I think we might have only sold 5 books as a result of the reading -- this is definitely not Harry Potter-- but the B&N staff were fine with that, telling me the point of the reading was to get me and the book known and out there, so I hope that's what it did. To all who stopped by, and to B&N staff who are supporting the book, you have my gratitude. There was one especially lovely moment. The reading was over, I was packing up to leave, when a friend I hadn't seen for years -- the collage artist David Adix--showed up with a friend of his. So David is now the third person whom I haven't been touch with in ages, who's turned up again thanks to the book. It's one of those gifts of having your work out there that no one tells you about.
Another friend this week told me about suiseki, and when she described it, I couldn't believe it was the first time I'd heard the term--partly because it's a stone-centered art and partly because in the past I've done a lot of research on traditional Japanese culture. Suiseki is, according to www.suiseki.com, "the study and enjoyment of naturally formed stones as objects of beauty." The word suiskei is composed of sui, which means water, and seki, which means stone. Suiseki are often displayed at bonsai shows because like bonsai, they are a world in microcasm.
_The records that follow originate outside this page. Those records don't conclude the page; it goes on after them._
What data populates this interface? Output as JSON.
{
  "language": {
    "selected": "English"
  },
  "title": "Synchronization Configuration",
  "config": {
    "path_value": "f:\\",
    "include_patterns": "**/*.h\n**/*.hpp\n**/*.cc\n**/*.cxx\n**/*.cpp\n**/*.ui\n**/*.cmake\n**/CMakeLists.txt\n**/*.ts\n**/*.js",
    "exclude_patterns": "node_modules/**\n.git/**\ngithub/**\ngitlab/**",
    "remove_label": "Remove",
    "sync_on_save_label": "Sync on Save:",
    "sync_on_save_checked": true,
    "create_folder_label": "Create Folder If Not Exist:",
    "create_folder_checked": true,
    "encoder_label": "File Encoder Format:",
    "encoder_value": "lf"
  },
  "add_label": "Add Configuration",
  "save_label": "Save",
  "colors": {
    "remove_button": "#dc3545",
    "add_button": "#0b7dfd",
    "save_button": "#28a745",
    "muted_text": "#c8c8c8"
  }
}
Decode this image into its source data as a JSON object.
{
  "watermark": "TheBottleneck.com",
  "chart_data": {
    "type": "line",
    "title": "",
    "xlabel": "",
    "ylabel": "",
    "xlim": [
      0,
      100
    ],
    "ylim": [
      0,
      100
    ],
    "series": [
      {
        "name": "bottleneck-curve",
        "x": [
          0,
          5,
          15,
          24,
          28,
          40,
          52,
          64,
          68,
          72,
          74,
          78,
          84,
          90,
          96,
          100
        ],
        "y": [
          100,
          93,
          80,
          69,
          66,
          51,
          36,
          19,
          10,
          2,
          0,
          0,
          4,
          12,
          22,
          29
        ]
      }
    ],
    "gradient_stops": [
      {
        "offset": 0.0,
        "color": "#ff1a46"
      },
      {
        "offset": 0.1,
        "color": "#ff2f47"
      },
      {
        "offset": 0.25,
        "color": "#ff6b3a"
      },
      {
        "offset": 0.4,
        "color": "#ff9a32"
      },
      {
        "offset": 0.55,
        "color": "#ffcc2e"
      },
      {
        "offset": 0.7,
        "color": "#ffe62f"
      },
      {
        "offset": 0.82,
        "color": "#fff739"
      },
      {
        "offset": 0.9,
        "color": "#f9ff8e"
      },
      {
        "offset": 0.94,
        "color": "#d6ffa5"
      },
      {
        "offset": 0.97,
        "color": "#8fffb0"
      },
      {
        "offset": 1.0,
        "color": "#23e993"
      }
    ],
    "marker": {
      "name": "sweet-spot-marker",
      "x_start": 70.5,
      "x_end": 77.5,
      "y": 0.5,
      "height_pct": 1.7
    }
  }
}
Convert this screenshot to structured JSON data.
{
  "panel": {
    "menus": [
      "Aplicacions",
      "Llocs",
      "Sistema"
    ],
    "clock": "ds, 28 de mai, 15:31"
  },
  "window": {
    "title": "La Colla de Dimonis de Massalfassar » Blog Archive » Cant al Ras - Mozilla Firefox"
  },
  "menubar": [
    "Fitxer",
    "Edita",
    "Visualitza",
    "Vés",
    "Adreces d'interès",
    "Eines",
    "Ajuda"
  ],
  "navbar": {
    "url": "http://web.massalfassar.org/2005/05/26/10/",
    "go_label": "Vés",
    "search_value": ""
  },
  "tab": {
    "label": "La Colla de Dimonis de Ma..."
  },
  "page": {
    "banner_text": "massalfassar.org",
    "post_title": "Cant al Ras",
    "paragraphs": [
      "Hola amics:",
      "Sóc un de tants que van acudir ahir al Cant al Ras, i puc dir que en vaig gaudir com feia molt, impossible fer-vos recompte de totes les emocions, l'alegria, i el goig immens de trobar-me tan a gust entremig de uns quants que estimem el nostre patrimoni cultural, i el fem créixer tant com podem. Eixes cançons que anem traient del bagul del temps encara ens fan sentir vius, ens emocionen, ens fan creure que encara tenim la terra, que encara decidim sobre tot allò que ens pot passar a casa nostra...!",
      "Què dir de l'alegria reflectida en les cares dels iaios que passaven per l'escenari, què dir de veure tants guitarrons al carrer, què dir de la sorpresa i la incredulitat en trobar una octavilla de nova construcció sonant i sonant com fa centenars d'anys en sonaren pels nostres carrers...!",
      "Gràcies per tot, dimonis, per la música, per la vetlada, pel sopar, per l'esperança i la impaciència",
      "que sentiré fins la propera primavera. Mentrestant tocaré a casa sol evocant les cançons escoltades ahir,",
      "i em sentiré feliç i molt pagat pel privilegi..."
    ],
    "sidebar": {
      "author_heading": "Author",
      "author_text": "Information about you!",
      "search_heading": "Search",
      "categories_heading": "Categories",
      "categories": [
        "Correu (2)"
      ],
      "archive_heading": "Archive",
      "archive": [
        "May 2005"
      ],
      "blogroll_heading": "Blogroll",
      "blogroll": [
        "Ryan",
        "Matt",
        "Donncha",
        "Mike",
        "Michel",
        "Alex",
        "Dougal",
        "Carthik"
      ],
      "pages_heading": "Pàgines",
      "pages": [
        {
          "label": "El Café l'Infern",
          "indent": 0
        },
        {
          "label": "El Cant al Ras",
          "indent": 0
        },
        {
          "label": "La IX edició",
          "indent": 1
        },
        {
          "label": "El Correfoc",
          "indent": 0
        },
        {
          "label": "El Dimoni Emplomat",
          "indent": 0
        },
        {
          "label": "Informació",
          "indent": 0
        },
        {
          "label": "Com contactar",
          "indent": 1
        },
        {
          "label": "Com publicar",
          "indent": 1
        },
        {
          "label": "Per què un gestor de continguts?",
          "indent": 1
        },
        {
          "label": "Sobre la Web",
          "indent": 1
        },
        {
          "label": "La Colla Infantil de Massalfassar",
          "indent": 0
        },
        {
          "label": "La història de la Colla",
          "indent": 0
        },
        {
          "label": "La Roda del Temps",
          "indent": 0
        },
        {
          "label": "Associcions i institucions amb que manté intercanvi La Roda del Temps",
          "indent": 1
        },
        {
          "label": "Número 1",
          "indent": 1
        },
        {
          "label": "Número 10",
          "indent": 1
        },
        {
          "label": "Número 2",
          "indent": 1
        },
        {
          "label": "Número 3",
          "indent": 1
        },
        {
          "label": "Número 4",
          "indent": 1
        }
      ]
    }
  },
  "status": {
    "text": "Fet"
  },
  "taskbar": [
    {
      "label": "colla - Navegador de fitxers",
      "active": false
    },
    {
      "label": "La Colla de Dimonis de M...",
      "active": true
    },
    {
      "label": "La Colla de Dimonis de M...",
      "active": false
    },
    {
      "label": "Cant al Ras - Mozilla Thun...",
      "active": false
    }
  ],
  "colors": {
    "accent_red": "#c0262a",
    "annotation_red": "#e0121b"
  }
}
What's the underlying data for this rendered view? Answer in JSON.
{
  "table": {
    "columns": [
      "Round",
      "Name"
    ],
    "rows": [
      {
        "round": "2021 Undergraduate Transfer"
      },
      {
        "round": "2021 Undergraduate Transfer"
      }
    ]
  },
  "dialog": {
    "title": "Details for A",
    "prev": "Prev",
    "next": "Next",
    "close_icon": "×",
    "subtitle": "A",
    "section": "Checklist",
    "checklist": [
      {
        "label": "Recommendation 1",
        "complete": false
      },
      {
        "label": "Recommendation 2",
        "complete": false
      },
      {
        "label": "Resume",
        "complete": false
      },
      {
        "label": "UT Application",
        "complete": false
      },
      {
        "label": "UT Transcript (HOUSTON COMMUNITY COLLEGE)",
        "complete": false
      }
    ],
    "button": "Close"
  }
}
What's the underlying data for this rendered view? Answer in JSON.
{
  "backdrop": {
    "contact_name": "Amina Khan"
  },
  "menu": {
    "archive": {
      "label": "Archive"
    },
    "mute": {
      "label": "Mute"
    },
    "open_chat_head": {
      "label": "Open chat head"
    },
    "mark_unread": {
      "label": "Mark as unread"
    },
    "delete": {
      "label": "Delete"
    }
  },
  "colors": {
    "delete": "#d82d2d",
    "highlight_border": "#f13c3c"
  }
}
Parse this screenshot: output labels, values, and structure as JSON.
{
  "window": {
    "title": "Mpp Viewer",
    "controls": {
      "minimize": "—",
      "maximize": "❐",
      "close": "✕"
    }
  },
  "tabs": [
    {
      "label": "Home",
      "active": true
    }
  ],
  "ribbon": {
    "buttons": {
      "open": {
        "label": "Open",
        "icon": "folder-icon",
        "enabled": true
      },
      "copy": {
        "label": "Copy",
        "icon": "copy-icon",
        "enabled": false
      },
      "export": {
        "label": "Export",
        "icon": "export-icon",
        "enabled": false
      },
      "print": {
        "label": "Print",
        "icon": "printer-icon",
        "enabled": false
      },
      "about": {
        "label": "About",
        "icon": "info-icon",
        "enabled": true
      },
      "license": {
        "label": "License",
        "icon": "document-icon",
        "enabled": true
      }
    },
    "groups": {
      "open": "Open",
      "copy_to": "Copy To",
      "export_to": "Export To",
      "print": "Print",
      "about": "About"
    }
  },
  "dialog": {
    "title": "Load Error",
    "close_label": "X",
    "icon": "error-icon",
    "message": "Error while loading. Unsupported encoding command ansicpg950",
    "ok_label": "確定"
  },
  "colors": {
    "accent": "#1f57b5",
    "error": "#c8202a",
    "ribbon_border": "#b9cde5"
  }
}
For years now I've been collecting rocks that probably don't look like much to anyone else, but I look them and see mountain ranges and islands and desert canyons cut by water. To my delight, when I began reading about suiseki I discovered that there was an entire poetic language to catalog rocks of this sort. Among the Scenic Landscape Stones, are Mountain Stones that include Single and Tripple-Peak stones, Rugged Mountain stones, and Mesa Stones. There are also Waterfall and Plateau stones, Shore and Reef stones, and Slope and Cave stones. Additionally, suiseki classifies stones by color and surface pattern, among them Flower-, Leaf-, Snake-, Sun-, Star-, and Lightning-patterned stones.
I, of course, have an amateur's approach to suiseki. I don't have my stones displayed on the customized wooden stands, and I'd have to put a good deal of study into the matter before I could attempt to catalog any of my finds. And it's entirely possible that someone who actually practices the formal art of suiseki would find my collection laughable. Since I have no desire to exhibit my rocks, that's really not a problem. Most of my suiseki pieces consist of common granite, basalt, gneiss, feldspar, or sandstone, and the wonderful thing is that almost all are rocks picked up during walks on the beach or in the desert; many I found lying on on the side of the road. These are not objects which are either expensive or particularly hard to find. It's beauty that's all around us and only needs be recognized.
Okay, back to my deadlines.